Besides the “techno free” zones and “sitting in your house” that I described in Talk Time #11, drive time has come to be a meaningful talk time for our family. (See Tip #4: Who’s Got Their Shoes On? for more one-on-one vehicle talking tips.) In this final post of this talk series, I just want to encourage families in general to reduce the “independent” times in the vehicle and make drive time more “community” time.
We could never afford newer vehicles, complete with game systems or televisions (we don’t even have game systems or televisions in our home either, come to think of it). Thus, our drive time for many years included reading aloud, listening to audios, playing road games, and, of course, talking. (Now with computers, the kids sometimes write papers, watch movies, or play games while we drive.) As is the case with most things that families cannot afford, not being able to afford newer vehicles with electronics built in has had an immensely positive result: community time vs alone time in the vehicle.
We have had literally hundreds of hours of teaching and talking time with our kids in our van through the years. We talk one-on-one if it is just Dad and child or Mom and child, but the majority of our times in the van have been community—times to read aloud and discuss what we are reading; listen to an audio and share in stories and teachings together; and talk about family history, our beliefs, current events, church sermons, family standards, personal goals, ministry goals, relationship issues, and much more.
If your family drive times are more like “islands in the stream” than “group hugs,” we would encourage you to declare certain drive times as family times. Just announce that on Sundays, for example, no games or independent activities will be allowed but instead family time will be instituted. Buy some new audio series’ that will interest everybody. Get some “Ungame” cards out of an old “Ungame” in your closet or from Goodwill and read these allowed and discuss them. Do whatever it takes to make drive time more family time—and more talk time.
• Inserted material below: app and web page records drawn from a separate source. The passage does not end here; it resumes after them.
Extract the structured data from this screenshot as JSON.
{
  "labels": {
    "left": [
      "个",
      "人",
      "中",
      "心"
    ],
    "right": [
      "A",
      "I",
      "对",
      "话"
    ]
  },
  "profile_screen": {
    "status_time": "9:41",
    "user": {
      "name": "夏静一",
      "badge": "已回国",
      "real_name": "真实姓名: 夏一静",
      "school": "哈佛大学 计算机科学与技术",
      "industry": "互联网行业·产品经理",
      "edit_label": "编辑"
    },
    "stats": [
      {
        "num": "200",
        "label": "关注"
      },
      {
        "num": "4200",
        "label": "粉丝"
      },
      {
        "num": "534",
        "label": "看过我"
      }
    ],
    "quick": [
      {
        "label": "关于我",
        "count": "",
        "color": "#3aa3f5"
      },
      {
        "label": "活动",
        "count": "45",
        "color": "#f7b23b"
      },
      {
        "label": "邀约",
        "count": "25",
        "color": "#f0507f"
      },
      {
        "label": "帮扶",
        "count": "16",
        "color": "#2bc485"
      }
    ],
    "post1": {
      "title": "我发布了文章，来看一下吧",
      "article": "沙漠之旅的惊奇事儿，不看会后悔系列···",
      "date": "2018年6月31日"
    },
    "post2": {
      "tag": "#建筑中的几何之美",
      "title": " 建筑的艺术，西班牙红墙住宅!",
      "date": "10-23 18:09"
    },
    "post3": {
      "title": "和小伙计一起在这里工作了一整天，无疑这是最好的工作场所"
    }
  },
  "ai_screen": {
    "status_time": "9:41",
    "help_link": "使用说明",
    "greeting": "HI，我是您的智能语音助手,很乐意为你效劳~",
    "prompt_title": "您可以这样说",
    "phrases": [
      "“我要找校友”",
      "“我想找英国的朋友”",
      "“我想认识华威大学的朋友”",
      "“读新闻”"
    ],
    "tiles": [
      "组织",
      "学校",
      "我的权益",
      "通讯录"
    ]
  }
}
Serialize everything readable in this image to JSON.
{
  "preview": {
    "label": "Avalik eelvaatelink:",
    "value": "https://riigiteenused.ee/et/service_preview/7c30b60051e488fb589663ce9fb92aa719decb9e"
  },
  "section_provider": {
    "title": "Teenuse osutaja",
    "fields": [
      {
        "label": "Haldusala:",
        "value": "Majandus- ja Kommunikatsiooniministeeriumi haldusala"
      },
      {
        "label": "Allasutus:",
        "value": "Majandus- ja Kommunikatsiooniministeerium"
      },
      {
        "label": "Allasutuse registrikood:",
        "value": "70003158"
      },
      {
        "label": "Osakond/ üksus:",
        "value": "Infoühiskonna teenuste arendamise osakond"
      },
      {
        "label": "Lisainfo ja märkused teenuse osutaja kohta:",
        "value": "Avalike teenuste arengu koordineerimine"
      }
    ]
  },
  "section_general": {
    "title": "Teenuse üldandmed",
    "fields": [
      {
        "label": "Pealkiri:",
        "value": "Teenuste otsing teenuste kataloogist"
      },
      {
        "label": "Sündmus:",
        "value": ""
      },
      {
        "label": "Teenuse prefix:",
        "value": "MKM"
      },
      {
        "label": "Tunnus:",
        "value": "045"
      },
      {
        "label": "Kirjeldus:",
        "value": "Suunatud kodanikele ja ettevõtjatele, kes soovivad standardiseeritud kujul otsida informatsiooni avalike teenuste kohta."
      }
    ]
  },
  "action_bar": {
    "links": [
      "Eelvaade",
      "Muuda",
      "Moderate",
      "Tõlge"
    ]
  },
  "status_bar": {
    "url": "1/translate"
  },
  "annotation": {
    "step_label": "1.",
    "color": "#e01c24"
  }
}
It has been a joy to share with you our Twelve Terrific Times to Talk. There are so many other opportunities that we need to take advantage of in order to get into our children’s hearts. We just encourage you to do it! Talk. Listen. Share. Teach. Our kids will not be here at home with us forever. Let’s make use of the times that we have to share with them—and see if we can increase that “fifteen minutes of meaningful time with a parent” per week statistic to hours each week instead!